  • Some of the booklists are already showing changes. I use the pages on this blog as a workplace for myself...a sort of quick look at what I have laid out with the links ready-to-go. This may cause some sections of some years to look cluttered until I'm ready to streamline the list with final decisions. (For example, I'm currently still working on poetry selections: both books and recitations for each year. In some years, there are too many books and in some years there are not enough recitations.) Please remember that I'm only posting the booklists to be helpful. They are still a work in progress and should not be judged as they are yet. :)


I love feedback of any kind. If you wish to point out an error, to offer a suggestion, to question anything that is confusing or any other type of feedback, please feel free to do so here, in the comments section, or at the WTM forums. I'm know as Kfamily there and you can send me private messages there as well.

P. S. I also wanted to add that I hope to design the website so that you can download guides/lesson plans by year, by time period, by book and maybe even by individual subject. I'm not sure how this will look in the end, but I'm going to strive for a great deal of flexibility. This would allow you, essentially, to take a yearly plan or a family plan (by time period) and add and subtract books/subjects as needed, while still keeping in mind the larger goals set out by this curriculum.



Tuesday, December 2, 2014

It's time to say good-bye.

Okay, so I'm thinking that it's now time to say good-bye.

Thanks to all of you that offered me such kind comments. :)

Tuesday, November 4, 2014

November Update


  • In the previous post (below this post), I linked printable narration suggestion for Tales from Shakespeare as well as some additional resources. Tales from Shakespeare begins in Year Three with one story, continues into Years Four and Five with three stories each and is completed in Year Six.
  • I've also just recently added two more readings for The History of Art for Young People. These are located under Book Notes.
  • Today, I've added a printable and slightly adapted leaf schedule such as is suggested to use with The First Book of Botany by Eliza A. Youmans. This can be found under Year Four.
  • ETA (11-16): I've added another chapter to both The Book of the Ancient Romans and Age of Fable.

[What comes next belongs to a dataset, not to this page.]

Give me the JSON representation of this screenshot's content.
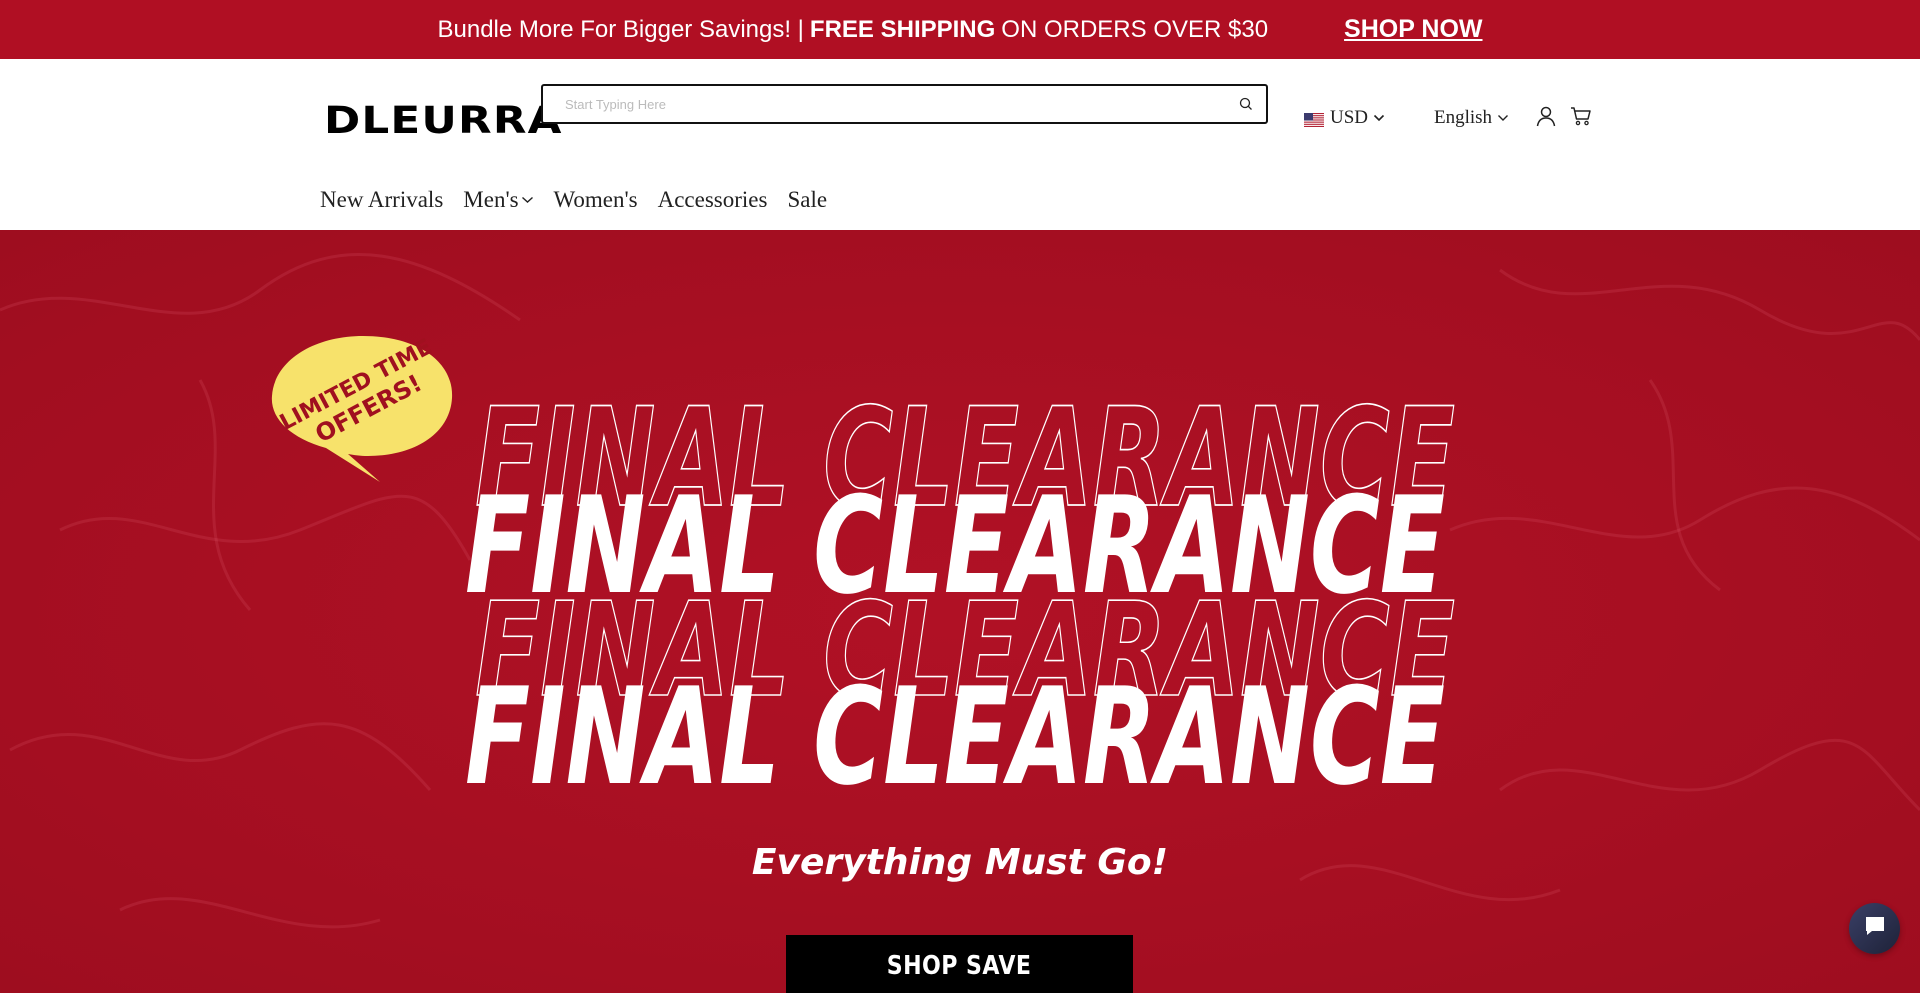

Tales from Shakespeare



I've been struggling with the idea of creating more formal Book Notes for Tales from Shakespeare or not over this past year. My younger daughter has begun this book, so a plan for what we will do with it is long overdue. :)

I've decided to have her draw from our narration box each time she finishes one of the chapters/stories in the book. This will offer her a variety of options and yet still make reading and narrating it more independent.

I compiled an assortment of narration suggestions and made them large. You can simply print the pages, cut up the strips and place them in a  jar or basket. Have your student draw from the container after each reading and follow the instructions on each narration suggestion strip of paper.

I've also included the link for a set of paper dolls, which are very nice for acting out scenes as a form of narration and a PDF of coloring pages which can be used as coloring pages or can be used as images that can be colored and cut and used for posters, collages, etc.

ETA: I've had to remove this, because my account with Adobe expired.

Here are some additional resources: